But only your Bueller charm, Farmer Ted wit,

and Some Kind of Wonderful beauty.

You are no Chet, no Principal Richard Vernon on detention duty,

But so thoughtful that you would never forget my birthday

like in Sixteen Candles. Life with you is a Vacation:

more hopeful than Sparky’s family-truckster ride,

racier than Christy Brinkley in that red Ferrari,

richer than the floppy-disk payoff for Samantha Baker’s underwear,

and as magical as Gary and Wyatt’s Barbie Doll ceremony.

While you may not know “If You Leave” was sung by OMD,

Be sure to know that I love you and your love gives life to me.

Thanks to Shakespeare’s Sonnet 18 for getting me started.

Love in the Third Grade

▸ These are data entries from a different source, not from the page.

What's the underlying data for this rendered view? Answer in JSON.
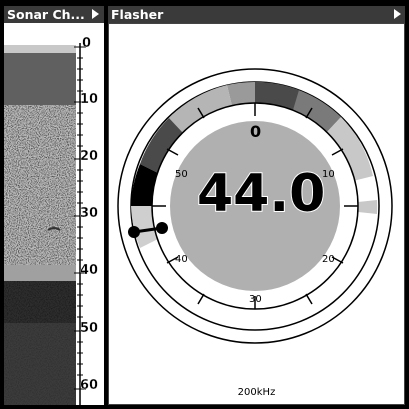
{
  "sonar_chart": {
    "title": "Sonar Ch...",
    "depth_labels": [
      "0",
      "10",
      "20",
      "30",
      "40",
      "50",
      "60"
    ]
  },
  "flasher": {
    "title": "Flasher",
    "depth_readout": "44.0",
    "dial_labels": [
      "0",
      "10",
      "20",
      "30",
      "40",
      "50"
    ],
    "frequency": "200kHz"
  },
  "colors": {
    "titlebar": "#3a3a3a",
    "dial_gray": "#b0b0b0",
    "background": "#ffffff"
  }
}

Love at first sight?

Between the time I was in the third grade and the time I was around thirty years old, I was the sort of person who could look across a room and think I just fell in love.  I didn’t feel this emotion was something that I could control at all, and I imagine that there are many of you reading this who think love is something that just happens; it’s an emotion you don’t have any ability to steer.  Certainly there are people who think they fall in love each time they see someone who physically catches their eye, but I wasn’t like that as a boy into my teenage and twenty-something self.  There could have been a cast of fifty beautiful and interesting women, and somehow I always managed to become secretly devoted to one.

Logansport's "Felix the Cat"

Let me jump back to third grade love:  my family moved from Logansport, Indiana—home of the Berries—to a house a mile outside of a town called Twelve Mile, so named for its relative distances from several other “bigger” towns.  Even in the third grade, being the new kid brought with it some love capital that could have been (but wasn’t) cashed in.  I fell for this girl I’ll call “Ali” right away, a pseudonym I choose after Elisabeth Shue’s character in the 1984 Karate Kid.   Something rare happened between Ali and me, and because I was just getting started with the whole business of “liking” people, I didn’t realize how rare it was.  Ali started sending me a lot of notes via that special delivery system of the artfully folded note that works its way to its intended recipient desk-to-desk, hand-by-hand across the classrooms of the world.  What was so rare about that?  Let me ask you another question as an answer:  How many of you have liked/loved someone who instantly liked/love you right back?

Elisabeth Shue as Ali in The Karate Kid

I recall Ali’s notes being of the will you be my boyfriend? / check “yes” or “no” variety.  So there I sat, in third grade love with Ali, receiving a note from her asking me to be her boyfriend.  So what did I do?  Red faced with shame—at being a coward?—I threw that note, along with the ten or so that followed, right into the garbage.  Even though the notes arrived most times in front of our whole class, I pretended as if I never received them.  Eventually, Ali stopped sending me love notes, and I vaguely remember still liking her as a seventh grader.  For at least four years, I secretly “loved” her, and I barely even spoke to her.  We may have traded very small talk a couple times in our lives, and each time I was horrendously nervous.  I always wondered if she even remembered sending me the notes, and now, looking back, I feel sure that she did.  She thought I’d rejected her, and I felt in love with her.  How does that work?

Before my eighth grade year, my family moved roughly twenty miles away to Winamac, and I still remember keeping track of Ali—of seeing her at various interschool athletic events—all the while wondering if my life would have been different if I’d only checked “yes.”  Why did it take me so long to try and love someone who would love me back?

I’d appreciate it if you’d “rate this post” and/or leave a comment.  Thanks for reading.

Image from Weddingbee